As you read each candidate's response, consider:
- Has this candidate demonstrated a thorough understanding of
- Has this candidate demonstrated an ability to turn hopes into
reality when there's strong opposition?
- How might this candidate work with, or represent, others who have
a very different perspective?
- How might this candidate handle issues that no one anticipated
before the election?
- What could happen if everyone follows this candidate's
- How is this candidate likely to vote on certain issues?
- Some ways I respond differently to different people are ...
- Dissenting opinions are/are not helpful because ...
- I respect the opinions of others when ...
- I trust people who ...
- I accept something as true when ...
- I accept the needs of others as equal to my own needs when
- I'm confident I found the root of a problem when ...
- When I'm "invested" in a particular proposal, I ...
- If I notice a flaw in someone else's proposal, I ...
- If someone points out a flaw in my proposal, I ...
- I consider a situation "good enough" when ...
- I reconsider past decisions when ...
- I consider a dispute resolved when ...
The process below helps direct a discussion to facts and specific
observations, which offer opportunities to find common ground and lay a
foundation for further discussion. As we acknowledge the observations
of others, they know we’re listening and we have an opportunity
to see things we might have missed on our own. Sharing general
principles offers additional opportunities to find common ground. Take
the opportunity to learn about others who may have different principles
or prioritize principles differently. After sharing and discussing
facts, observations and principles, it’s easier to jointly
explore specific ways to apply those principles to the facts and
observations.
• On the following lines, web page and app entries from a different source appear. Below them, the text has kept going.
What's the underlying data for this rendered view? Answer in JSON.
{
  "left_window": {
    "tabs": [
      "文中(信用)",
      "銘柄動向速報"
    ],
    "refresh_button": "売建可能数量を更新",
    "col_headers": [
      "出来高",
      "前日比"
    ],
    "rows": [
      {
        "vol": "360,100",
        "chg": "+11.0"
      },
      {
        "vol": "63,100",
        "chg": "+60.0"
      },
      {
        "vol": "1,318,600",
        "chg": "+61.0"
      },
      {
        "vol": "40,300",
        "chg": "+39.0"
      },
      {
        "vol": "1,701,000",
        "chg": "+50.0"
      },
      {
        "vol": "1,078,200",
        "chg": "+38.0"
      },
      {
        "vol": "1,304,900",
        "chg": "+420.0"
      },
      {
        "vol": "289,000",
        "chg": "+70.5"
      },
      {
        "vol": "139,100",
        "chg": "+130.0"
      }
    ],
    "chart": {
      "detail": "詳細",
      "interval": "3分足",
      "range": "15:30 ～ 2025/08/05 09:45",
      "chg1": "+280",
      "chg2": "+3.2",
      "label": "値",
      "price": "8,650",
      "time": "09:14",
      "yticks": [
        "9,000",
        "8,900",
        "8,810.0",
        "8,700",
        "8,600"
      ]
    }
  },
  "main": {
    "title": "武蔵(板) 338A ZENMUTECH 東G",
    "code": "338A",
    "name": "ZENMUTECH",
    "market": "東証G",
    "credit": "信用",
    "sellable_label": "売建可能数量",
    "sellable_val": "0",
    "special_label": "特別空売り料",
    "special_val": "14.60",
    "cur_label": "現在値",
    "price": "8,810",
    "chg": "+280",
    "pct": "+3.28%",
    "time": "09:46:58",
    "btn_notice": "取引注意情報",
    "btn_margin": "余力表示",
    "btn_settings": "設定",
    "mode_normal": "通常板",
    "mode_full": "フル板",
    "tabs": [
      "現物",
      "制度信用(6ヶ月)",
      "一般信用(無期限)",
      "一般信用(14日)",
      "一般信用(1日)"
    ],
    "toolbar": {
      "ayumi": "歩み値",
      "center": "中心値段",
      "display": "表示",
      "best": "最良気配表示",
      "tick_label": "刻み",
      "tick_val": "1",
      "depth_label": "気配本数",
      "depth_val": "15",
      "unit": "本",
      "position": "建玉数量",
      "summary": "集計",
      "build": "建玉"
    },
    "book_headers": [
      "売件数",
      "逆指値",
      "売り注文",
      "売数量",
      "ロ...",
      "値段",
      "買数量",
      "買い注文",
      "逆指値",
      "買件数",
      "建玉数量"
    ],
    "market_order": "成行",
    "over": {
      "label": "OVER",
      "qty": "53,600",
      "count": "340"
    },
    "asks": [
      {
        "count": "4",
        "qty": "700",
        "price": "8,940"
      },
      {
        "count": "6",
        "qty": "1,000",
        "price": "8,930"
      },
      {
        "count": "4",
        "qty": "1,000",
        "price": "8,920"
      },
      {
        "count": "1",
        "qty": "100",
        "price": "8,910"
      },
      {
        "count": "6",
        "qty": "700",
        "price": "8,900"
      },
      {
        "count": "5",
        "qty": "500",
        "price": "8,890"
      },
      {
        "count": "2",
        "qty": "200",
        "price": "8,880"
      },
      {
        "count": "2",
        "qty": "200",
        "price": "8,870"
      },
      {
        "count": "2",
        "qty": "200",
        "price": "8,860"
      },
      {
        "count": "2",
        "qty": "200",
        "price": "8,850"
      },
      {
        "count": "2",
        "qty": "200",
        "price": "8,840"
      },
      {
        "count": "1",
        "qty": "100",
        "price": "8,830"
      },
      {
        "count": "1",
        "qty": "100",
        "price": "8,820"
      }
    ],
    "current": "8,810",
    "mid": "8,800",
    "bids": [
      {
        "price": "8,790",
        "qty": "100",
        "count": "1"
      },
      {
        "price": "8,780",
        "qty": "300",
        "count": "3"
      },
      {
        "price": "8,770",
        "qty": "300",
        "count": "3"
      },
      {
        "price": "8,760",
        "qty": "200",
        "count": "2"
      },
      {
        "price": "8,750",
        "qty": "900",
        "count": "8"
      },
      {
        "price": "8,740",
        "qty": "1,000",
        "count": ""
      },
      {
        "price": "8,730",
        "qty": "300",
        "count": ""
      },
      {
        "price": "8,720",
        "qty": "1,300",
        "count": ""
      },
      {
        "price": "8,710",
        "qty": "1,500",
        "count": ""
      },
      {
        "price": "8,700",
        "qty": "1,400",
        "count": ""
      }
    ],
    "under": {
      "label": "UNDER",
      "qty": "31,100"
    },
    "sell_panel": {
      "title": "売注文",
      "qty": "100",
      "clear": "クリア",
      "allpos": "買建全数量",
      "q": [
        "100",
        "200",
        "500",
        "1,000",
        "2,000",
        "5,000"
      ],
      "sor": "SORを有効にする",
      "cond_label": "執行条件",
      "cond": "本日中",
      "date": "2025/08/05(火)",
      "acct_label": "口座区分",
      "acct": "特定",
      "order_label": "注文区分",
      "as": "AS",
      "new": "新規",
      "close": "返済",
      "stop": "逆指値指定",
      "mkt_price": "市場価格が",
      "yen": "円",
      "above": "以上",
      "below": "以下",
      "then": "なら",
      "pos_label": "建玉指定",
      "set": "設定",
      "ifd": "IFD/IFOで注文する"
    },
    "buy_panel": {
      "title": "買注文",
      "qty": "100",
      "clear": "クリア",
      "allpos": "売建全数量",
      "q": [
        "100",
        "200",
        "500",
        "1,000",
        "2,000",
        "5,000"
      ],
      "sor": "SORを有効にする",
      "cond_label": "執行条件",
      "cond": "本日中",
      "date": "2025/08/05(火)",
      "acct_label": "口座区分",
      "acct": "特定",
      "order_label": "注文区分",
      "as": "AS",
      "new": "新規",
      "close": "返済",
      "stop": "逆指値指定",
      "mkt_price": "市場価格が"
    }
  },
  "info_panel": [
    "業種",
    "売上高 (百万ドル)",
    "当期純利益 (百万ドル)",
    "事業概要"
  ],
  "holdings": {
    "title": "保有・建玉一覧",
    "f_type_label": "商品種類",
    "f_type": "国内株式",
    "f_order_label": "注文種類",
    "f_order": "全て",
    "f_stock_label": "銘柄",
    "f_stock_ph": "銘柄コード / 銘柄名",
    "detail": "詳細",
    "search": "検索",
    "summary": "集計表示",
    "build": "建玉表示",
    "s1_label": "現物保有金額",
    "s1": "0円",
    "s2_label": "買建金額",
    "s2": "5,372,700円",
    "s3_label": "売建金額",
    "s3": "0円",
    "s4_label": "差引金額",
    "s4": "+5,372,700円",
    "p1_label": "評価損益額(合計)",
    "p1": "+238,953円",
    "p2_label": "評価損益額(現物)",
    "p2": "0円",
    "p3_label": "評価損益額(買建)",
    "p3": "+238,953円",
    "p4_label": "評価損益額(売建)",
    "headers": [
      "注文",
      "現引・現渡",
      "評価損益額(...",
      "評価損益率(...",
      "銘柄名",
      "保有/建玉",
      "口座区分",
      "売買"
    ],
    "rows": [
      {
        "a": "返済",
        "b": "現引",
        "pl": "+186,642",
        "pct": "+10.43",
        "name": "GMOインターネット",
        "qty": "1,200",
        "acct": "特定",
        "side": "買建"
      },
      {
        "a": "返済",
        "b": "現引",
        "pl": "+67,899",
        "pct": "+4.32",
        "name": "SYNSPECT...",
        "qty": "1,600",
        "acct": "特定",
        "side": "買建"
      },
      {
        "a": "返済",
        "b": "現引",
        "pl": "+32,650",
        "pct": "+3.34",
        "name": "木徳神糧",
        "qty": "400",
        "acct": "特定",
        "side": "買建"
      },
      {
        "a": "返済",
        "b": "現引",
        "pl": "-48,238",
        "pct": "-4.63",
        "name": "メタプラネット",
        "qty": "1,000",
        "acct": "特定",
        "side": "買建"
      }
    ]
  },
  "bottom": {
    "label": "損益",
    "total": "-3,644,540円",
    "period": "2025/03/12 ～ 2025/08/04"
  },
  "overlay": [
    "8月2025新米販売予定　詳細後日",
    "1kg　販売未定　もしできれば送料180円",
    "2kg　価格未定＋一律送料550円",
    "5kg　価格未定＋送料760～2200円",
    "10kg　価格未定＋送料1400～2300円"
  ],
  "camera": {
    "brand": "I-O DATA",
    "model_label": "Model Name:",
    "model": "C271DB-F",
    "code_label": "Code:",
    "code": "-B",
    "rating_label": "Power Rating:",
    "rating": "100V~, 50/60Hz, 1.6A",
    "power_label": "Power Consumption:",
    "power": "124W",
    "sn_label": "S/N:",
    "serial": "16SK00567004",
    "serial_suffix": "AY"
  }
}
Splitting concepts into facts, observations, principles,
and application of principles takes longer, but creates new
opportunities to find common ground, share ideas, and combine related
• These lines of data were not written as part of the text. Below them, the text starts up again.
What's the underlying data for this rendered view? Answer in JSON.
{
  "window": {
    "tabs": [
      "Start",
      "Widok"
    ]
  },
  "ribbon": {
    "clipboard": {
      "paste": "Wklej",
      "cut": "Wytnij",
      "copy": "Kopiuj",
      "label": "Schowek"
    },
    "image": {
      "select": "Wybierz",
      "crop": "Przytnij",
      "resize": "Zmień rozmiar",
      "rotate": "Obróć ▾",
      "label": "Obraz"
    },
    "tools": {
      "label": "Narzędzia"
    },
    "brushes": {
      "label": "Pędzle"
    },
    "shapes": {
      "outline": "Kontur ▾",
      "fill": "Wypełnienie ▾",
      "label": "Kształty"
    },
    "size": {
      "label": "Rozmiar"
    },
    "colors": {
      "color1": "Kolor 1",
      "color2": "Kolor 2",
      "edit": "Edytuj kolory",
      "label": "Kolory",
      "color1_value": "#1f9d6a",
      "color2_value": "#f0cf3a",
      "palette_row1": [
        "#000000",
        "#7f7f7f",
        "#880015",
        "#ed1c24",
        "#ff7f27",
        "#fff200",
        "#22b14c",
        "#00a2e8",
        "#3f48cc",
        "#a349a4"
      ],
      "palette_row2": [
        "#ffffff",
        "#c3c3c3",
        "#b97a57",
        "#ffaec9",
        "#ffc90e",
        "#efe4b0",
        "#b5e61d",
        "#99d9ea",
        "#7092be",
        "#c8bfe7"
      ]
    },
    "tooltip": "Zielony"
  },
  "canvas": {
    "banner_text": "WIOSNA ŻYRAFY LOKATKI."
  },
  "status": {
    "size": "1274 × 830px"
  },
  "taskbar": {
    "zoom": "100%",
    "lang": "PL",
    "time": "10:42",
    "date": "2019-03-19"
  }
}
ideas from several people.
- Choose a position you can summarize in a few sentences or less
(just the position itself, for/against/evaluating ... , without any
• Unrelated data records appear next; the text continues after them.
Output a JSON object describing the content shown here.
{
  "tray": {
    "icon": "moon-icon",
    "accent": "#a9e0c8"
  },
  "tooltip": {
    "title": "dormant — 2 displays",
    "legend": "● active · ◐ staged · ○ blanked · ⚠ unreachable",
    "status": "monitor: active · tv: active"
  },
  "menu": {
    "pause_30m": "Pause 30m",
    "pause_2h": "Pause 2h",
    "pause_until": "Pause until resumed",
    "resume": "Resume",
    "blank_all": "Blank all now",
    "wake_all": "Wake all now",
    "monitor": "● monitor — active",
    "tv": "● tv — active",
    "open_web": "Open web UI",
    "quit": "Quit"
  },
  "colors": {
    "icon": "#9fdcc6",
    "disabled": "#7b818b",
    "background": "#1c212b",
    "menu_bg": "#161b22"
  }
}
explanation or back-story), or a topic such as job creation, or the
- What facts or observations most influenced your position (just
the facts, without any explanation or back-story)? For instance,
many people are jobless, or al-Qaeda built training camps in
Afghanistan before 9/11.
- What general principles and specific qualifiers could you apply
to each individual fact, observation, or event? For instance, if
you observed people starving in Africa, you might generalize "When
anyone, anywhere is food insecure ... When U.S. citizens are food
insecure ... When my own family is food insecure ... ". Think about
not strategies or game
plans. For instance, food insecure people should receive help
- What specific solutions could apply the principles in step 3 to
the facts and observations in step 2? This is where you consider
specific strategies or game
plans to meet the goals
you mentioned in step 3. If assistance is desirable for food
insecure people, what specific types of assistance would meet the
goal? How might people receive this assistance?
Repeat as often as you wish for other positions.
Summarize common ground and differences between your answers and the
answers of other candidates. If your positions on a specific issue
don't match, try looking deeper at your facts, observations,
principles, and overall approach to deciding what's true or when a
solution is good enough. As you organize your response, consider how to
help voters make an informed decision.